The diminutive white trucks that coursed up and down neighborhood streets had a distinctive chocolate-coated vanilla ice cream bar on a stick, with one bite removed, painted on the side of the refrigeration compartment that kept the inventory of ice cream treats cool.
The “Good Humor men,” who were dressed in white uniforms, also wore white shirts with black bow ties and carefully creased white hats with black visors. They dispensed the vanilla ice cream bars, toasted almond bars, chocolate eclairs, strawberry shortcakes, Popsicles and chocolate cakes, which were just some of the 85 products.
At the sound of the bells, kids ran curbside with their quarters in hand and lined up to make their selection from the friendly driver who in turn made change from a dispenser worn on his belt.
Harry Burt established Good Humor in Youngstown, Ohio, during the Roaring ’20s, when he figured out a way to coat a vanilla ice cream bar with chocolate, and then inserted a stick to make it easier to eat.
Good Humor, whose territory extended west to Chicago, north to Connecticut and south to Washington, sold off its nationwide fleet of 1,200 trucks in 1978. Many were bought by former drivers who then became independent Good Humor route owners.
Baltimore’s Good Humor plant on Windsor Avenue in Northwest Baltimore, which once produced enough ice cream to fill its local fleet of 140 trucks and sate demands for its products, closed in 1984.
Rising costs and changing buying habits also factored into the company’s decision to end the operation of its trucks, according to news reports at the time.

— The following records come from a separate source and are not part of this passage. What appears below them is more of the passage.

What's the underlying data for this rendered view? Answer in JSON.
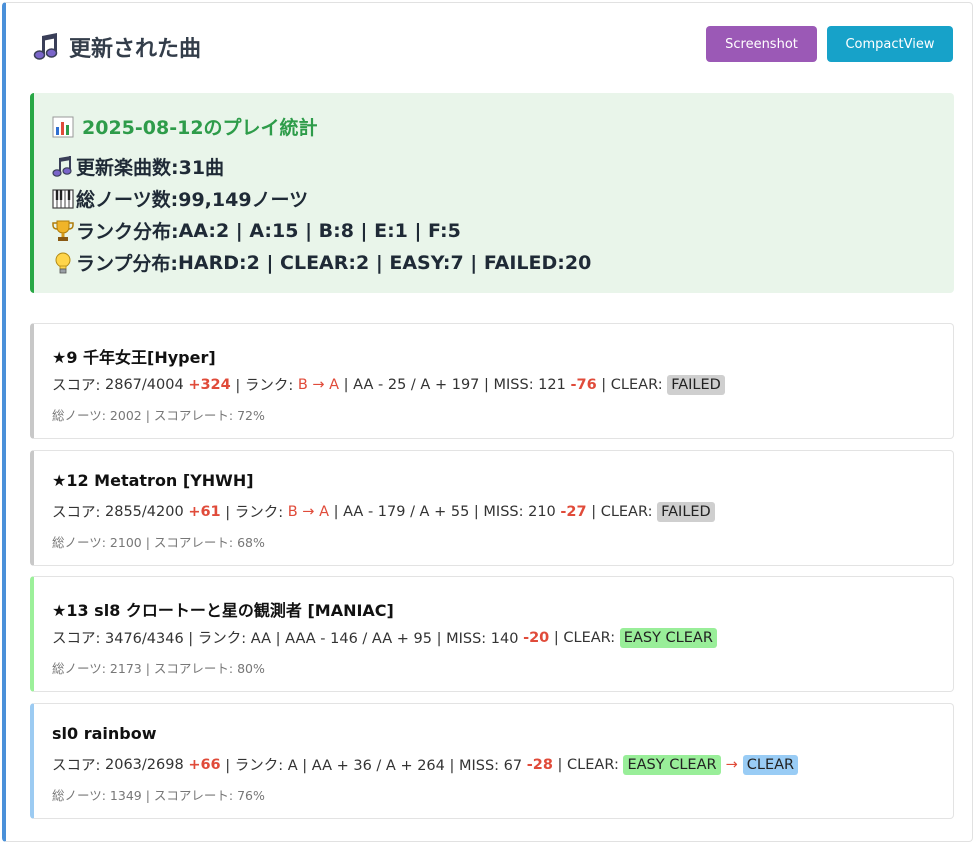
{
  "header": {
    "title": "更新された曲",
    "title_icon": "music-note-icon",
    "buttons": {
      "screenshot": "Screenshot",
      "compact": "CompactView"
    },
    "colors": {
      "screenshot": "#9b59b6",
      "compact": "#17a2c9"
    }
  },
  "stats": {
    "title": "2025-08-12のプレイ統計",
    "lines": [
      {
        "icon": "music-note-icon",
        "label": "更新楽曲数: ",
        "value": "31曲"
      },
      {
        "icon": "piano-keys-icon",
        "label": "総ノーツ数: ",
        "value": "99,149ノーツ"
      },
      {
        "icon": "trophy-icon",
        "label": "ランク分布: ",
        "value": "AA:2 | A:15 | B:8 | E:1 | F:5"
      },
      {
        "icon": "lightbulb-icon",
        "label": "ランプ分布: ",
        "value": "HARD:2 | CLEAR:2 | EASY:7 | FAILED:20"
      }
    ],
    "accent_color": "#28a745"
  },
  "songs": [
    {
      "title": "★9 千年女王[Hyper]",
      "score_label": "スコア: ",
      "score": "2867/4004",
      "score_diff": "+324",
      "rank_label": " | ランク: ",
      "rank": "B → A",
      "rank_detail": " | AA - 25 / A + 197 | MISS: 121 ",
      "miss_diff": "-76",
      "clear_label": " | CLEAR: ",
      "lamp": "FAILED",
      "notes": "総ノーツ: 2002 | スコアレート: 72%"
    },
    {
      "title": "★12 Metatron [YHWH]",
      "score_label": "スコア: ",
      "score": "2855/4200",
      "score_diff": "+61",
      "rank_label": " | ランク: ",
      "rank": "B → A",
      "rank_detail": " | AA - 179 / A + 55 | MISS: 210 ",
      "miss_diff": "-27",
      "clear_label": " | CLEAR: ",
      "lamp": "FAILED",
      "notes": "総ノーツ: 2100 | スコアレート: 68%"
    },
    {
      "title": "★13 sl8 クロートーと星の観測者 [MANIAC]",
      "score_text": "スコア: 3476/4346 | ランク: AA | AAA - 146 / AA + 95 | MISS: 140 ",
      "miss_diff": "-20",
      "clear_label": " | CLEAR: ",
      "lamp": "EASY CLEAR",
      "notes": "総ノーツ: 2173 | スコアレート: 80%"
    },
    {
      "title": "sl0 rainbow",
      "score_label": "スコア: ",
      "score": "2063/2698",
      "score_diff": "+66",
      "rank_text": " | ランク: A | AA + 36 / A + 264 | MISS: 67 ",
      "miss_diff": "-28",
      "clear_label": " | CLEAR: ",
      "lamp_from": "EASY CLEAR",
      "lamp_arrow": "→",
      "lamp_to": "CLEAR",
      "notes": "総ノーツ: 1349 | スコアレート: 76%"
    }
  ]
}
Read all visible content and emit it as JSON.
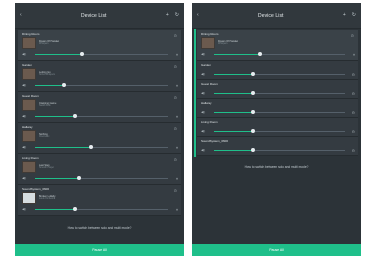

Adding to the company’s woes in Baltimore in the 1970s, its vendors increasingly became targets of street robberies. “Vendor Robbed of Cold Cash,” reported The Baltimore Sun in 1975.